  23. Asking for my own research for advocacy in my own district... what districts should I look at to see how it's done right?
  24. I have heard from a teacher in a small school district in San Bernadino county that has School's First (I think) for both the 403(b) and the 457(b) plans. He tried to form a committee to oversee the plans but was s down by the Superintendent and no interest among his colleagues. You are probably the only one who cares enough for you and your colleagues best interests that you reported this. The bigger question is who in the district or the union decided to have National Life Group with another 457 plan. LAUSD also has a policy that no 403b agents selling or talking with teachers on school grounds PERIOD! but the agents violate this all the time. A friend of mine called me and reported that they were presenting at district HEADQUARTERS! I was so angry I wrote an email to the board members about this. Where those agents found and disciplined? Of course not. It was I who was chastised in front of the committee by the chair of the committee for going over her head. I WAS CHASTISED while our teachers are still getting a raw deal and agents violated LAUSD policy. (No worries! I am a big boy). You are just getting wind of just how corrupted the entire defined contribution plans are with public k12 school districts with regard to all of the fees that our teachers are paying and they don't even know it. I have been at this for 25 years and I find it totally fascinating that what you are experiencing is still going on. Just think about this, there are thousands of teachers and administrators across the country who must know what we know, but our educational culture absolutely prevents them from speaking out. I am still not sure why people are so afraid. There are many publications over the years reporting how bad the situation is as you know. But none of the published media print articles made much of a dent yet. The WSJ will be coming out with 2 reports soon and she is looking for teachers to talk to as we speak. She wants to know the connection between the unions and their endorsements of products. The teacher I spoke of above just talked with this reporter. Steve
  25. Admin (Dan I'm assuming from Steve's post), The 457 with Empower is, or I thought, was exclusive. According to this article the 457 is now going to be offered by National Life Group as well, which seems odd as I thought most districts had only one 457 provider. The other issue is in Riverside we were supposed to have a blanket "no commissioned" agents/advisors on school grounds which this will be violating, I assume. I do not really understand how all this works, my other concern would be with regards to these National Life Group advisors writing policies for Empower, which sounds even more confusing. The whole point of using the FBC and Empower plan was to not have commissioned agents on the premises. If you can shed light, thank you. Anon
  26. Hi Anon, Very happy you reported this. Takes a lot of courage, but you are not alone.

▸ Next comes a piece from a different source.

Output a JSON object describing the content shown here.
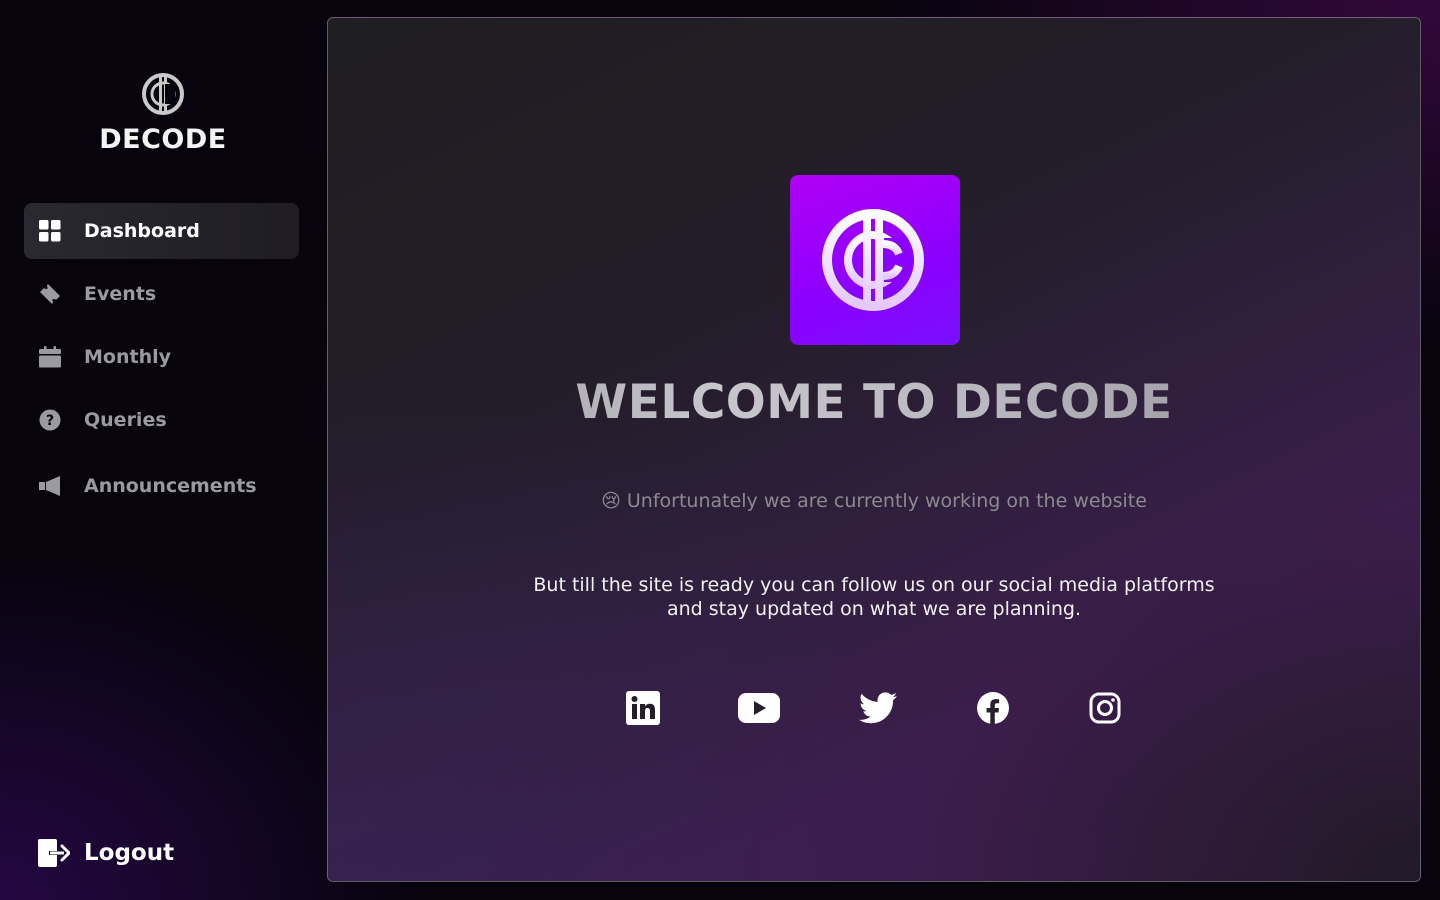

Teachers everywhere in the country are getting a raw deal. As Dan said, only use Calstrs Pension2, it's a great plan offered by our pension plan. Stay the heck away from all of the rest! Steve
  1. Load more activity
  • Create New...